■ TASK DIRECTIONS
Write out all of the records precisely. Skip anything that is a picture.

■ WORKING DATA

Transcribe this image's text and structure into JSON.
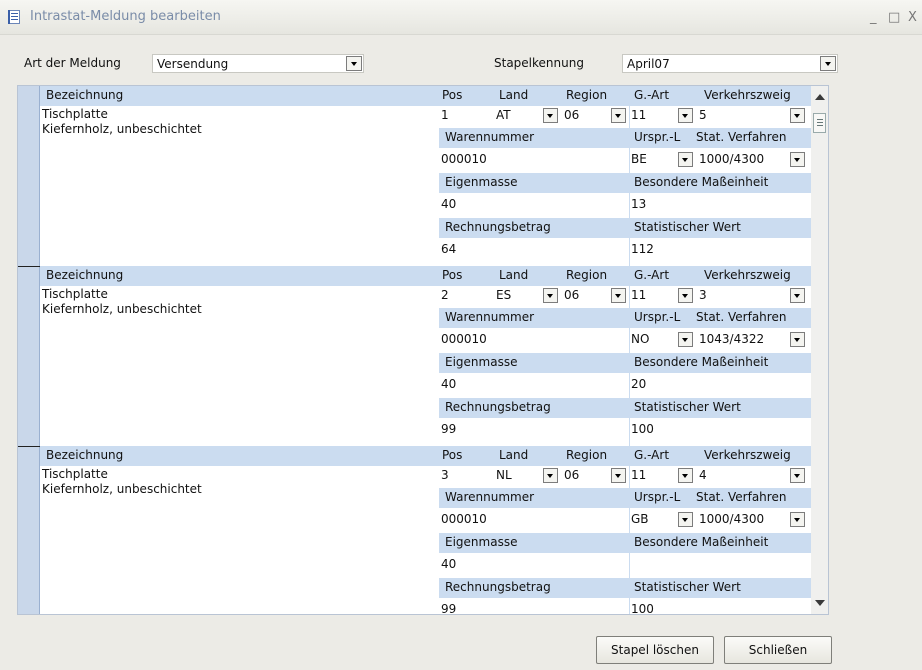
{
  "window": {
    "title": "Intrastat-Meldung bearbeiten",
    "minimize": "_",
    "maximize": "□",
    "close": "X"
  },
  "header": {
    "art_label": "Art der Meldung",
    "art_value": "Versendung",
    "stapel_label": "Stapelkennung",
    "stapel_value": "April07"
  },
  "columns": {
    "bezeichnung": "Bezeichnung",
    "pos": "Pos",
    "land": "Land",
    "region": "Region",
    "gart": "G.-Art",
    "verkehrszweig": "Verkehrszweig",
    "warennummer": "Warennummer",
    "ursprl": "Urspr.-L",
    "stat_verfahren": "Stat. Verfahren",
    "eigenmasse": "Eigenmasse",
    "besondere_masseinheit": "Besondere Maßeinheit",
    "rechnungsbetrag": "Rechnungsbetrag",
    "statistischer_wert": "Statistischer Wert"
  },
  "rows": [
    {
      "desc1": "Tischplatte",
      "desc2": "Kiefernholz, unbeschichtet",
      "pos": "1",
      "land": "AT",
      "region": "06",
      "gart": "11",
      "verkehrszweig": "5",
      "warennummer": "000010",
      "ursprl": "BE",
      "stat_verfahren": "1000/4300",
      "eigenmasse": "40",
      "besondere_masseinheit": "13",
      "rechnungsbetrag": "64",
      "statistischer_wert": "112"
    },
    {
      "desc1": "Tischplatte",
      "desc2": "Kiefernholz, unbeschichtet",
      "pos": "2",
      "land": "ES",
      "region": "06",
      "gart": "11",
      "verkehrszweig": "3",
      "warennummer": "000010",
      "ursprl": "NO",
      "stat_verfahren": "1043/4322",
      "eigenmasse": "40",
      "besondere_masseinheit": "20",
      "rechnungsbetrag": "99",
      "statistischer_wert": "100"
    },
    {
      "desc1": "Tischplatte",
      "desc2": "Kiefernholz, unbeschichtet",
      "pos": "3",
      "land": "NL",
      "region": "06",
      "gart": "11",
      "verkehrszweig": "4",
      "warennummer": "000010",
      "ursprl": "GB",
      "stat_verfahren": "1000/4300",
      "eigenmasse": "40",
      "besondere_masseinheit": "",
      "rechnungsbetrag": "99",
      "statistischer_wert": "100"
    }
  ],
  "buttons": {
    "stapel_loeschen": "Stapel löschen",
    "schliessen": "Schließen"
  }
}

■ OUTPUT OF THE TASK
Transcribe this image's text and structure into JSON.
{
  "window": {
    "title": "Intrastat-Meldung bearbeiten",
    "minimize": "_",
    "maximize": "□",
    "close": "X"
  },
  "header": {
    "art_label": "Art der Meldung",
    "art_value": "Versendung",
    "stapel_label": "Stapelkennung",
    "stapel_value": "April07"
  },
  "columns": {
    "bezeichnung": "Bezeichnung",
    "pos": "Pos",
    "land": "Land",
    "region": "Region",
    "gart": "G.-Art",
    "verkehrszweig": "Verkehrszweig",
    "warennummer": "Warennummer",
    "ursprl": "Urspr.-L",
    "stat_verfahren": "Stat. Verfahren",
    "eigenmasse": "Eigenmasse",
    "besondere_masseinheit": "Besondere Maßeinheit",
    "rechnungsbetrag": "Rechnungsbetrag",
    "statistischer_wert": "Statistischer Wert"
  },
  "rows": [
    {
      "desc1": "Tischplatte",
      "desc2": "Kiefernholz, unbeschichtet",
      "pos": "1",
      "land": "AT",
      "region": "06",
      "gart": "11",
      "verkehrszweig": "5",
      "warennummer": "000010",
      "ursprl": "BE",
      "stat_verfahren": "1000/4300",
      "eigenmasse": "40",
      "besondere_masseinheit": "13",
      "rechnungsbetrag": "64",
      "statistischer_wert": "112"
    },
    {
      "desc1": "Tischplatte",
      "desc2": "Kiefernholz, unbeschichtet",
      "pos": "2",
      "land": "ES",
      "region": "06",
      "gart": "11",
      "verkehrszweig": "3",
      "warennummer": "000010",
      "ursprl": "NO",
      "stat_verfahren": "1043/4322",
      "eigenmasse": "40",
      "besondere_masseinheit": "20",
      "rechnungsbetrag": "99",
      "statistischer_wert": "100"
    },
    {
      "desc1": "Tischplatte",
      "desc2": "Kiefernholz, unbeschichtet",
      "pos": "3",
      "land": "NL",
      "region": "06",
      "gart": "11",
      "verkehrszweig": "4",
      "warennummer": "000010",
      "ursprl": "GB",
      "stat_verfahren": "1000/4300",
      "eigenmasse": "40",
      "besondere_masseinheit": "",
      "rechnungsbetrag": "99",
      "statistischer_wert": "100"
    }
  ],
  "buttons": {
    "stapel_loeschen": "Stapel löschen",
    "schliessen": "Schließen"
  }
}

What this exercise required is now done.